Updated: Nov 7
Living With Shame
Many women leaders might not readily admit it, but they live with a lot of shame. True, the shame is by large unfounded, but nonetheless it is there.
Living With Guilt
High ranking female executives are often barraged with a sense that they are doing something ‘wrong’ in their lives, either by prolonging children, forgoing marriage, or placing their career before other aspects of their lives that society says they should be focusing on. On the other hand, there are women who feel a sense of shame for wanting the things that society says they should be focusing on, as the business world has told them that these desires are not favorable in order to be a great leader.
In other words, they are facing a double edge sword.
Not Good Enough?
For a group of women who are often perfectionists who are seeking the approval of others, this conundrum can be overwhelming and leave them with a sense of sadness and want.

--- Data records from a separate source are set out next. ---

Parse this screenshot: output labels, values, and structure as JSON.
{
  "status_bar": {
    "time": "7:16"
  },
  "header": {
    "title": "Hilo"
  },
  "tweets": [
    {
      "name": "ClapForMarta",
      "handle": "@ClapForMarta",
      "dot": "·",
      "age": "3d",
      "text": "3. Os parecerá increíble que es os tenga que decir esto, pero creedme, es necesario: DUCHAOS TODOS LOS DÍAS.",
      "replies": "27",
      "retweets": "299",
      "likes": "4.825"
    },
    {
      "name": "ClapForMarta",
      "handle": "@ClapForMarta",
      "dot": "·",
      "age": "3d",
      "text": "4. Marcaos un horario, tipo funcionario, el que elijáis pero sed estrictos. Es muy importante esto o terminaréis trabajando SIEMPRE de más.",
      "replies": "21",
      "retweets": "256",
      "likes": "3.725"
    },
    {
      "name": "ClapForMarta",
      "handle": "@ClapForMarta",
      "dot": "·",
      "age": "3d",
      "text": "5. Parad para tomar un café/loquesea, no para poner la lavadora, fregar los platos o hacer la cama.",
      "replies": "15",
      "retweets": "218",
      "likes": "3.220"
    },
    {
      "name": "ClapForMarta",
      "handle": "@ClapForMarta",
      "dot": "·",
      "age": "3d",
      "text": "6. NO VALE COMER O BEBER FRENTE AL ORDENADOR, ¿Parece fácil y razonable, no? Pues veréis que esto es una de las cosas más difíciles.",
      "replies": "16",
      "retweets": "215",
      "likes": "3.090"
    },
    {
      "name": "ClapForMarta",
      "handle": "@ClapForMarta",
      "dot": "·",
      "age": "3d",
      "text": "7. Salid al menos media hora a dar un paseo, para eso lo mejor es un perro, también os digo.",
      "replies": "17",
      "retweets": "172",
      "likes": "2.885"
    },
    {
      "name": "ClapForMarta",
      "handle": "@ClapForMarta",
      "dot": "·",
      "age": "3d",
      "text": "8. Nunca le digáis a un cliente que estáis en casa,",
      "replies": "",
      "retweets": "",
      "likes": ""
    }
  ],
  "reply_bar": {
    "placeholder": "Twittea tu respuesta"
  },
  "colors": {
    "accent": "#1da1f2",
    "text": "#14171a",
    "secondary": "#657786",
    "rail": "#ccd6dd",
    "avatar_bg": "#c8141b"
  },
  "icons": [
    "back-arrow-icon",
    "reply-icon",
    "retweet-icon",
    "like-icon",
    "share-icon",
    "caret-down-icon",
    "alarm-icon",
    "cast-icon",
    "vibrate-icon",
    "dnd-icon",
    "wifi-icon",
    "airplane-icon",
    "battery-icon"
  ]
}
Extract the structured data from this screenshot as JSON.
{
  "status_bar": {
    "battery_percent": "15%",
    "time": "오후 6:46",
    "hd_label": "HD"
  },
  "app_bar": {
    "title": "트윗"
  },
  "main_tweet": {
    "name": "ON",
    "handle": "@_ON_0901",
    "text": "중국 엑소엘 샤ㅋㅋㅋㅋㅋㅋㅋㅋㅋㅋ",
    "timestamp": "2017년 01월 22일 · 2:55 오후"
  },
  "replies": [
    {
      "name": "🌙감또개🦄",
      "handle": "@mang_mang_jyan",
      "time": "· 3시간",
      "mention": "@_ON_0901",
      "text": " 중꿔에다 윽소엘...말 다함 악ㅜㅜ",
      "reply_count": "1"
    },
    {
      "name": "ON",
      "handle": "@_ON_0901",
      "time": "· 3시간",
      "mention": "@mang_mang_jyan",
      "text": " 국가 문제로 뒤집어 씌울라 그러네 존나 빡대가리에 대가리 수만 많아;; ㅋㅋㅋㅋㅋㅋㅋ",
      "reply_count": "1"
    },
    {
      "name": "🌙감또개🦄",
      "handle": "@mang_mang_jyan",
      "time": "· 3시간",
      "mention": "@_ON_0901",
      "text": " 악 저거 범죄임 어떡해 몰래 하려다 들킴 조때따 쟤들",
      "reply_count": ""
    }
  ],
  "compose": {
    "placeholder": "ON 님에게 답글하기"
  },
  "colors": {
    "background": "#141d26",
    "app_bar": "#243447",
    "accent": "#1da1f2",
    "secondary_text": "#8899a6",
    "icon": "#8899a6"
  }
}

This self deprecation for what they perceive as ‘not being good enough’ can tap into childhood upbringing, social experiences, or the modeling of other leaders in their lives. Many female leaders express that they feel they are missing something in their lives, but they have a difficult time expressing what that is.
It is happiness.
Happiness is often the intangible thing that women leaders find themselves missing. Focused so much on self-sacrifice has left many female leaders feeling empty or worse, like failures. The truth is, happiness is not something that is defined by society. It is not something that is dictated by your upbringing, and it is not something that looks the same for everyone.
Your happiness is just that. It. Is. YOURS.
Happiness Is Yours
Happiness is the picture you paint for your ideal world and your best self. It has no relation to what you’re ‘supposed’ to do, but everything to do with what you want to do. Want to be a CEO and a mom? Do it. Want to stay single and travel the world as a high ranking official? You can. Define your own happiness, and model a future for other female leaders that their happiness is a product of their own mind.
What’s Your Next?